Larger study areas tend to yield larger total impacts because larger geographies can typically capture more production as 'local' and are subject to less in-commuting. Stated differently, larger study areas tend to have less leakage to imports and to commuting.
However, this is not always the case. Analysts are occasionally surprised to find that the economy of a smaller subset region, such as a county, reflects a greater Indirect and Induced impact than that of the larger aggregate region (i.e., the state).
Furthermore, larger study areas are, in effect, weighted averages of all their smaller geographic components and therefore will not accurately reflect any one of its smaller component geographies.
This article will discuss 1) the most common reasons for a smaller geography yielding larger total impacts than its larger parent geography and 2) the aggregation bias that occurs when using a larger study area as a proxy for a smaller geography contained within it.
When a Smaller Geography Yields Larger Impacts than its Larger Parent Geography
Why does this occur? How can a smaller region have greater Indirect and Induced Effects than it has when you include surrounding geographies?
The key thing to remember is that regional purchase coefficients (RPCs) represent local use of local supply relative to local demand. A state may have a higher total supply of a given commodity, but it will also have higher total demand for that commodity. If the production of a commodity is concentrated in one or a few counties, then these counties will likely have higher RPCs than the state as a whole.
Typically larger Indirect and Induced impacts in a smaller subset region are the result of areas of high production surrounded by more rural regions. This creates a situation where we see only a small bump in production between the smaller geography and the larger one, but a significant increase in demand.

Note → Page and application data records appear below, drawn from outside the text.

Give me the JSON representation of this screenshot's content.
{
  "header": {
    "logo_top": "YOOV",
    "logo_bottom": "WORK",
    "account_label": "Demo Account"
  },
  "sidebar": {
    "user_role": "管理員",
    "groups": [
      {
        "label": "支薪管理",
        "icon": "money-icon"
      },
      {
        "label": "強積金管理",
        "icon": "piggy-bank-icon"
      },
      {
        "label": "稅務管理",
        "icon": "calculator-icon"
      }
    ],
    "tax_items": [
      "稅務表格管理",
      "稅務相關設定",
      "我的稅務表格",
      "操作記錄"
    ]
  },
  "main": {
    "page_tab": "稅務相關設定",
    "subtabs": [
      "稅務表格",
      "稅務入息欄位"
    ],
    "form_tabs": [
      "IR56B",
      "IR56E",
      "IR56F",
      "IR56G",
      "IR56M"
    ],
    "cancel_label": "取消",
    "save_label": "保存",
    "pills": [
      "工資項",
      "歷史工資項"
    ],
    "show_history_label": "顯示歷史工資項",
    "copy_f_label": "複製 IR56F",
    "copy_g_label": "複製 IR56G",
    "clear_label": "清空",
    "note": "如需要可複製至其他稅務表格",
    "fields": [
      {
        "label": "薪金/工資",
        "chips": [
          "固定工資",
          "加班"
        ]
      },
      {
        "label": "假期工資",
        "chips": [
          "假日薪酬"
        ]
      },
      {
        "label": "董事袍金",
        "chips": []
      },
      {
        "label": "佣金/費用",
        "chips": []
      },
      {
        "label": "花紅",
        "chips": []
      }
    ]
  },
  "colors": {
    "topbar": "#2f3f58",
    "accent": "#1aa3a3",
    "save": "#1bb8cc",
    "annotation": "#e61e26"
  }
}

This change can be economy-wide, or it could be related to a specific commodity as a result of regional specialization or clustering. In these areas, the supply relative to demand is much higher in the smaller region than in the larger region (i.e., the RPCs for what is regionally available in the smaller region exceeds that of the larger region). Therefore, the larger geography sees a much larger increase in demand for the products produced in the smaller geography but does not substantially increase the supply available to meet that demand. Wyoming is a classic example of this type of activity because there are few regions of supply and a vast state of demand.
These same principles can apply in regards to labor income and value-added because the regions of greater production often pay higher wages per worker and may pay higher taxes or be subject to additional taxes (such as city taxes not collected in other counties in the state). Since value-added = labor income + other property income + taxes on production and imports net of subsidies, if labor income and/or taxes and/or profits are higher in the core region, "upside-down" effects, where the results are higher in the smaller region (county) than in the larger region (state), may be generated.

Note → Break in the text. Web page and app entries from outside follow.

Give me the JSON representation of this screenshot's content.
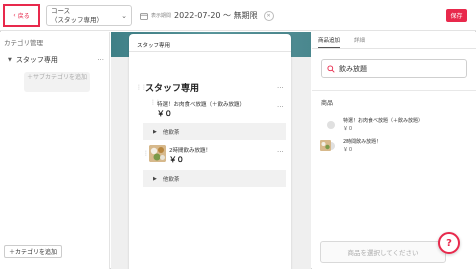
{
  "header": {
    "back_label": "戻る",
    "course_line1": "コース",
    "course_line2": "（スタッフ専用）",
    "period_label": "表示期間",
    "period_value": "2022-07-20 〜 無期限",
    "save_label": "保存"
  },
  "sidebar": {
    "title": "カテゴリ管理",
    "category": "スタッフ専用",
    "sub_add": "＋サブカテゴリを追加",
    "add_category": "＋カテゴリを追加"
  },
  "preview": {
    "tab": "スタッフ専用",
    "category_title": "スタッフ専用",
    "items": [
      {
        "name": "特選！お肉食べ放題（＋飲み放題）",
        "price": "￥０",
        "option": "他飲茶"
      },
      {
        "name": "2時間飲み放題！",
        "price": "￥０",
        "option": "他飲茶"
      }
    ]
  },
  "right": {
    "tab_add": "商品追加",
    "tab_detail": "詳細",
    "search_value": "飲み放題",
    "products_label": "商品",
    "products": [
      {
        "name": "特選！お肉食べ放題（＋飲み放題）",
        "price": "￥０"
      },
      {
        "name": "2時間飲み放題！",
        "price": "￥０"
      }
    ],
    "select_placeholder": "商品を選択してください"
  },
  "colors": {
    "accent": "#e8294c",
    "teal": "#4a878e"
  }
}
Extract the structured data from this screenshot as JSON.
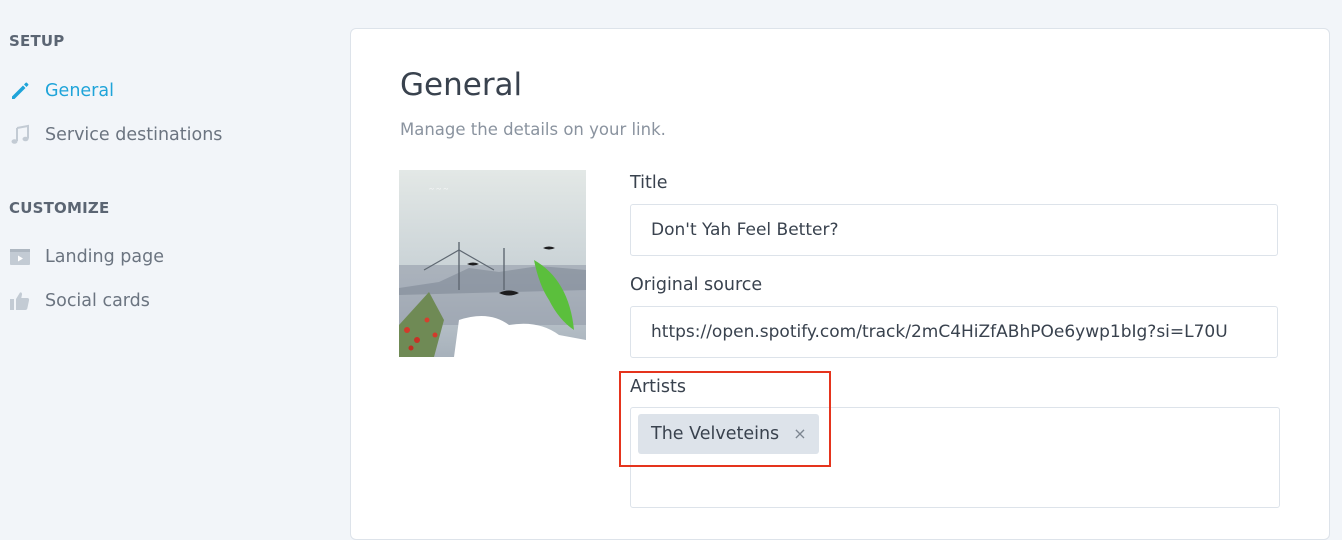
{
  "sidebar": {
    "sections": [
      {
        "title": "SETUP",
        "items": [
          {
            "label": "General",
            "icon": "pencil-icon",
            "active": true
          },
          {
            "label": "Service destinations",
            "icon": "music-note-icon",
            "active": false
          }
        ]
      },
      {
        "title": "CUSTOMIZE",
        "items": [
          {
            "label": "Landing page",
            "icon": "landing-page-icon",
            "active": false
          },
          {
            "label": "Social cards",
            "icon": "thumbs-up-icon",
            "active": false
          }
        ]
      }
    ]
  },
  "main": {
    "title": "General",
    "subtitle": "Manage the details on your link.",
    "fields": {
      "title": {
        "label": "Title",
        "value": "Don't Yah Feel Better?"
      },
      "source": {
        "label": "Original source",
        "value": "https://open.spotify.com/track/2mC4HiZfABhPOe6ywp1bIg?si=L70U"
      },
      "artists": {
        "label": "Artists",
        "tags": [
          "The Velveteins"
        ],
        "remove_glyph": "×"
      }
    }
  },
  "colors": {
    "accent": "#1fa4d9",
    "highlight": "#e5341d",
    "background": "#f2f5f9"
  }
}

Likewise, using employment to set up the impact of an industry can result in highly variant impacts at the state vs. county level if output per worker ratios vary significantly between counties in the state. Production areas with a greater output per worker than the larger surrounding area may reflect a larger impact than the aggregated region as a whole.
Before IMPLAN had multi-regional input-output (MRIO) capability, analysts were forced to:
- choose the small region where the actual direct impact occurs but lose much of the indirect and induced impact to leakage, or
- choose a larger region to capture those leaked impacts, but now the impact location is less precisely defined.
This is no longer necessary with the ability to use MRIO. Now the smaller region can be chosen for the Direct impact while still affording analysts the ability to see the impact on the neighboring regions (and those regions' feedback effects back on the smaller region). MRIO also allows for each region to keep its unique identity and for you to be able to see how the impacts in the core sub-region and the larger aggregate region occur.
A related topic is the aggregation bias that occurs when a larger geography is used as a proxy for one of its smaller component geographies. As noted in the introduction, larger study areas are, in effect, weighted averages of all their smaller geographic components and therefore will not accurately reflect any one of its smaller component geographies.
Let's consider the state of Wyoming again. In 2019, the average Employee Compensation per Wage & Salary Worker in the Offices of Physicians industry for the state as a whole was $114,759, but the county-level rate ranged from a high of $220,136 in Goshen County to a low of $52,277 in Carbon County. Clearly, a state-level model would not be a good representative of this industry in either of these counties! Similar patterns exist in most industries and states, as well as for additional economic factors that affect impact results, such as output per employee, proprietor income per proprietor, etc.
If a user would like to report the state-wide ripple effects that stem from activity in one or more of the counties in that state, it is best to use MRIO analysis rather than using a state-level model. In this way, there will be no aggregation bias and the results will be more precise. In this way, any purchases made from elsewhere in the state are still captured (not leaked) while at the same time avoiding aggregation bias and maintaining the unique characteristics of each industry in each county.
Updated June 2, 2022